Celts - review: Every unhappy family is unhappy in its own way
but all birthday photos are the same
A woman in bed masturbates, lying in torn bedding and a ruined room interior. Her husband walks past her, unsure how to satisfy her. The introductory scene of the film Celts directed by Milica Tomović hints at cracks and inadequacies in the lives of the character, the tragedy of the disintegration of the state, without a complete personal transition.
Premiered on March 4, in the official Panorama program of this year's Berlinale Film Festival, the film won the Heart of Sarajevo Award at the 27th Sarajevo Film Festival. In addition to these two, the film lists selections at festivals across Europe.
The backbone of the Celts is woven around the eighth birthday of Minja (Katarina Dimić). Her mother Marijana (Dubravka Kovjanić) and her grandmother (Olga Odanović) have been preparing the cake since early morning. Instead of butter, there is margarine. Almonds have been replaced with walnuts, Step juice is stirred in a bottle of Coca-Cola, and the father of the smuggler procures ham from Hungary and this will be used for sandwiches. Meanwhile, Mina's older sister Tamara (Anja Djordjevic) listens to punk in her room. She suffers from puberty and the transition to adulthood. Although unaware until the end of the historical context in which she finds herself, on the wall of her room is Corto Maltese and a poster of KUD IDIJOT, which suggests that she is a rebel.
As it gets dark, guests start coming. Two parties take place, the one for children, disguised as a ninja turtle and the one for adults who are no longer sure of their identities. The plot moves very easily between the two parties, showing all the destruction of those who are now creating the world and leaving it to those who are yet to come. The former are indignant at the latter, with a complete lack of awareness that they too are partly responsible for the fact that the kids are like that and that their actions and decisions completely ruin the world they leave them.
For example, Mina's friends disguised themselves in a very colourful way. We can already see the beginning of the class conflict in a country where everyone was equal until yesterday. Most of the kids made costumes, and you had some real ones. A few bought gifts and some insisted that Minji make them. Children from the upper classes listen to turbo-folk, look beautiful, loathe improvised services and dream of roles from Burda. These others are having fun and talking about transportation to school.
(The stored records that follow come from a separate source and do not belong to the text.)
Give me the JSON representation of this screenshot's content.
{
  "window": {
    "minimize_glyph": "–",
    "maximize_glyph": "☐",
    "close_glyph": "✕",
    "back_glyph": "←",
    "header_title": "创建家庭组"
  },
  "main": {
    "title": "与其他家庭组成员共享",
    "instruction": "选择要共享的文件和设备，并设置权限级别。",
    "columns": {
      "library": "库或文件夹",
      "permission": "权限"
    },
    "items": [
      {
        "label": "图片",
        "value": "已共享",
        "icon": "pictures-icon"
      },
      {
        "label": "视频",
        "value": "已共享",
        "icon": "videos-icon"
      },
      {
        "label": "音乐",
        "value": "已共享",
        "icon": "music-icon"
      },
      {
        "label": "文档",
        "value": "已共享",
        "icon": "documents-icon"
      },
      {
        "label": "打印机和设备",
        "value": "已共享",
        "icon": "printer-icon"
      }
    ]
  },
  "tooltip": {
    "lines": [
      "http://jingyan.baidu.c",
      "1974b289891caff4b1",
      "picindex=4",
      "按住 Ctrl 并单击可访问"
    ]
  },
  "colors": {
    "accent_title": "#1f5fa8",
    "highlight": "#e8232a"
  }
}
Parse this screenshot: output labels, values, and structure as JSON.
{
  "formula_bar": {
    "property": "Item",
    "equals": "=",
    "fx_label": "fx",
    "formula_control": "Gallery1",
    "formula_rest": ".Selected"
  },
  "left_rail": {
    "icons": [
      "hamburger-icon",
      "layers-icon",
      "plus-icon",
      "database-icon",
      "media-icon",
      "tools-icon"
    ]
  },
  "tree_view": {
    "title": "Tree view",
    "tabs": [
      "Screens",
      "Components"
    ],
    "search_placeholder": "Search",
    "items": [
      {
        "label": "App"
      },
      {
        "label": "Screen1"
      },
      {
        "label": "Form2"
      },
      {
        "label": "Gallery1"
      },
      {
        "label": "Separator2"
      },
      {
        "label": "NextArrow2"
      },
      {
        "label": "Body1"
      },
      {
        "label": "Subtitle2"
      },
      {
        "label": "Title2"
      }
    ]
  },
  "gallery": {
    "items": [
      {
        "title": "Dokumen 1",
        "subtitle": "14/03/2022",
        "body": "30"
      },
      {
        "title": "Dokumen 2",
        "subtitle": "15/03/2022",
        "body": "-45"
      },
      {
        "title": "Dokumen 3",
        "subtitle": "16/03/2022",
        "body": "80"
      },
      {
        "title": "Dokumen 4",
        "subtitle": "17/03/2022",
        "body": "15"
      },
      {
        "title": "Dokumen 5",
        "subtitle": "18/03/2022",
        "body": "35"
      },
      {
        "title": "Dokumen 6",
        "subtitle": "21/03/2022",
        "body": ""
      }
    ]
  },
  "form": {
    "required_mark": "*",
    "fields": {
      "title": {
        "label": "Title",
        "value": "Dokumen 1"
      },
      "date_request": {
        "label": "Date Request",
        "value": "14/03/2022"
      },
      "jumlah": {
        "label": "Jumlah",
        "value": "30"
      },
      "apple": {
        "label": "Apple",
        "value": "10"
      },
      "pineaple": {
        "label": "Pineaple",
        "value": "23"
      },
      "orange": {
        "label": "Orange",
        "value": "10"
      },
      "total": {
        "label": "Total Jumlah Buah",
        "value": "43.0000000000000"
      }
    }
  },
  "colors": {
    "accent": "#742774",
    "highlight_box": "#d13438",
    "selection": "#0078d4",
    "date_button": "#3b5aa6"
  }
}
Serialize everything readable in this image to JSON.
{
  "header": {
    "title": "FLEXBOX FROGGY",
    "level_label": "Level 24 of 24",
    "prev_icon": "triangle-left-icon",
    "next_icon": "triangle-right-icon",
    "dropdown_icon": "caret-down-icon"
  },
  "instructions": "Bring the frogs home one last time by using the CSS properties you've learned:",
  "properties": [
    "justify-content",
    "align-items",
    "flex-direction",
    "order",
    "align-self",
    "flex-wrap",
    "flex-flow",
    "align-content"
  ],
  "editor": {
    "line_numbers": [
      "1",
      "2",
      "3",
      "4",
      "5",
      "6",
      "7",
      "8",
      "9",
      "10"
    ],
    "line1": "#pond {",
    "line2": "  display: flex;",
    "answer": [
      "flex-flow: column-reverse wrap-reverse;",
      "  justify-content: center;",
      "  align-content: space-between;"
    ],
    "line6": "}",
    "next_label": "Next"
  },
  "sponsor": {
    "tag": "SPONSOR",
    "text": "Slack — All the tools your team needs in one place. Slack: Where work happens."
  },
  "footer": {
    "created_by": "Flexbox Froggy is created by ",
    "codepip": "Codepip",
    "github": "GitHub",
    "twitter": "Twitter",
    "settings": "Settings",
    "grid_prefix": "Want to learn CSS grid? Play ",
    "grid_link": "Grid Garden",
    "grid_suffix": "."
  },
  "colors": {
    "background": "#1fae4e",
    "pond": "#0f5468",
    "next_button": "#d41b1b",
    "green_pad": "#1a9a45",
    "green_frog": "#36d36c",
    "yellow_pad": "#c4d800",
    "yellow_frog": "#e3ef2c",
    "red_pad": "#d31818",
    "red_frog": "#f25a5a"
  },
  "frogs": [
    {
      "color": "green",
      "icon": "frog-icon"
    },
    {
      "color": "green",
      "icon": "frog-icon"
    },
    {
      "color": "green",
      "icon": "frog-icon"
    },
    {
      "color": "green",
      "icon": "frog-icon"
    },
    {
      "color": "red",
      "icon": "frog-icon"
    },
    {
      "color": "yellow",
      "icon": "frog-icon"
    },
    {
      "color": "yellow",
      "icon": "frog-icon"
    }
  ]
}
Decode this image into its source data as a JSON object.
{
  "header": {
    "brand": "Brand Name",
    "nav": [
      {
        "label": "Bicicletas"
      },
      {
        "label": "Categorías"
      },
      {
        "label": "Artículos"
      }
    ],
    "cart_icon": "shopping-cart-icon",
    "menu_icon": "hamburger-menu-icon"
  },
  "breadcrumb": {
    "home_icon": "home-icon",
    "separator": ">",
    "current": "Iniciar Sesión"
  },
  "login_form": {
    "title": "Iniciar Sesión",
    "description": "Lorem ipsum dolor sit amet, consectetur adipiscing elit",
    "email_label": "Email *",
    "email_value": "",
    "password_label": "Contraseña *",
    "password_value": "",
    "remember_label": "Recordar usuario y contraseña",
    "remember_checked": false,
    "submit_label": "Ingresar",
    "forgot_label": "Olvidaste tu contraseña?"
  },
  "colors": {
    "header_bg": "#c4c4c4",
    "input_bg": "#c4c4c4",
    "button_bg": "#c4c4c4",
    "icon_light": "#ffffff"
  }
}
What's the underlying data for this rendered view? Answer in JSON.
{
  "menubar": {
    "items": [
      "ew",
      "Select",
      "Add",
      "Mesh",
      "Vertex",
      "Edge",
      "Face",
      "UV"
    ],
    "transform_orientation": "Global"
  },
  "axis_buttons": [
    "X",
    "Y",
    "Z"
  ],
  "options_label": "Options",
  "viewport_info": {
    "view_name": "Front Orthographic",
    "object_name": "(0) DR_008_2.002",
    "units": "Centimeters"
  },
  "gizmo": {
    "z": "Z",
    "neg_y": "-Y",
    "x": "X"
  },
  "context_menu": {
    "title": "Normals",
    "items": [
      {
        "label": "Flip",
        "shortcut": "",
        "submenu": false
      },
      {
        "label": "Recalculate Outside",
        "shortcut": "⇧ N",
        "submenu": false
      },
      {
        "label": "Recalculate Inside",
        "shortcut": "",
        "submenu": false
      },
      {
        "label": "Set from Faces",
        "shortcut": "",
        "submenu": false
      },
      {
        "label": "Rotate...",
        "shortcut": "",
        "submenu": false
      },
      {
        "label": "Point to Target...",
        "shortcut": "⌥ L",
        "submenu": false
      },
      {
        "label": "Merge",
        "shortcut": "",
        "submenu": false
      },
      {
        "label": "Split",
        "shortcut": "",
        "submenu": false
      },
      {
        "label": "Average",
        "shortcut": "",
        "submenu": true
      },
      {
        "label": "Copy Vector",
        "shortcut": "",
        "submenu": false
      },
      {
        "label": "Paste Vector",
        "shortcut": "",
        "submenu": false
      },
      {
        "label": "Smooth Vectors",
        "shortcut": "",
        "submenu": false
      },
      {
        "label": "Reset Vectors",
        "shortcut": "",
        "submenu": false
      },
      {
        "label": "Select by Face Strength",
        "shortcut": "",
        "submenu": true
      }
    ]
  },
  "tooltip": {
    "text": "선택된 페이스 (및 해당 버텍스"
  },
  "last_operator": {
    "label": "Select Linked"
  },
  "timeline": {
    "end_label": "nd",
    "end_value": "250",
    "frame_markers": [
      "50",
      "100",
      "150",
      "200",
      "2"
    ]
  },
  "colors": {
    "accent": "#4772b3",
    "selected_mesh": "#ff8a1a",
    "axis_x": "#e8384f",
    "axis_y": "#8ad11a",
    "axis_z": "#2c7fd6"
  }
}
On the other hand, the adults did not disguise themselves. Their lives take place under masks anyway. They hide problems, identities, love and adultery, sexuality and all that they are compared to what they would like to be, or more precisely, what is expected of them. That’s why Mina’s uncle decides to be a Celt. It is the identity that frees him from his superior, that he is a white man, a doctor, once a Yugoslav, now a Serb, expecting a heterosexual orientation. This also saves him from the tensions that are looming among his longtime friends, who are beginning to polarize politically and identity-wise at the moment when they are left without a country.
The Celts deconstruct the myth that they celebrated our birthdays in the 1990s just for us and reminds us that childhood is truly the most traumatic time in life. All of us who were born a little before and during the war, own photos of the colours of this film. The photos show a large cake with a few candles, god knows what, a bunch of adults and a bunch of kids. Everyone is smiling and happy, because every unhappy family is unhappy in their way, and all birthday photos are the same.
Milica Tomović and Tanja Šljivar, who is the co-writer, serve the audience an intimate diary entry, but also a whole picture of a society stuck in an unfortunate time. What is especially successful in the film is that many things are not named, but are hinted at through the post and procedures. So we have never heard in the film which year it is, but global events and music broadcast by radio and TV receivers indicate that it can only be 1993.
Celts offer an honest insight into the life of a family, very charmingly bringing to the surface difficult topics that were not talked about at that time in Serbia, such as homosexuality, impotence, experimenting with opioids… painting a portrait of people carrying the burden of uncertain times and lifting their fears and inadequacies on a pedestal and as the most sincere of what they are.
It is a work that shows how nostalgia can function only on the micro-level and how only on the micro-level it is not pretentious and tense. The situation in which we are nostalgic for something that intimately meant and shaped us, like family and friends in the microenvironment, in a certain historical context is much more sincere, alive and realistic than the one in which we suffer from a lack of a certain political or administrative construct.
Variation of review published at: LGBTI.ba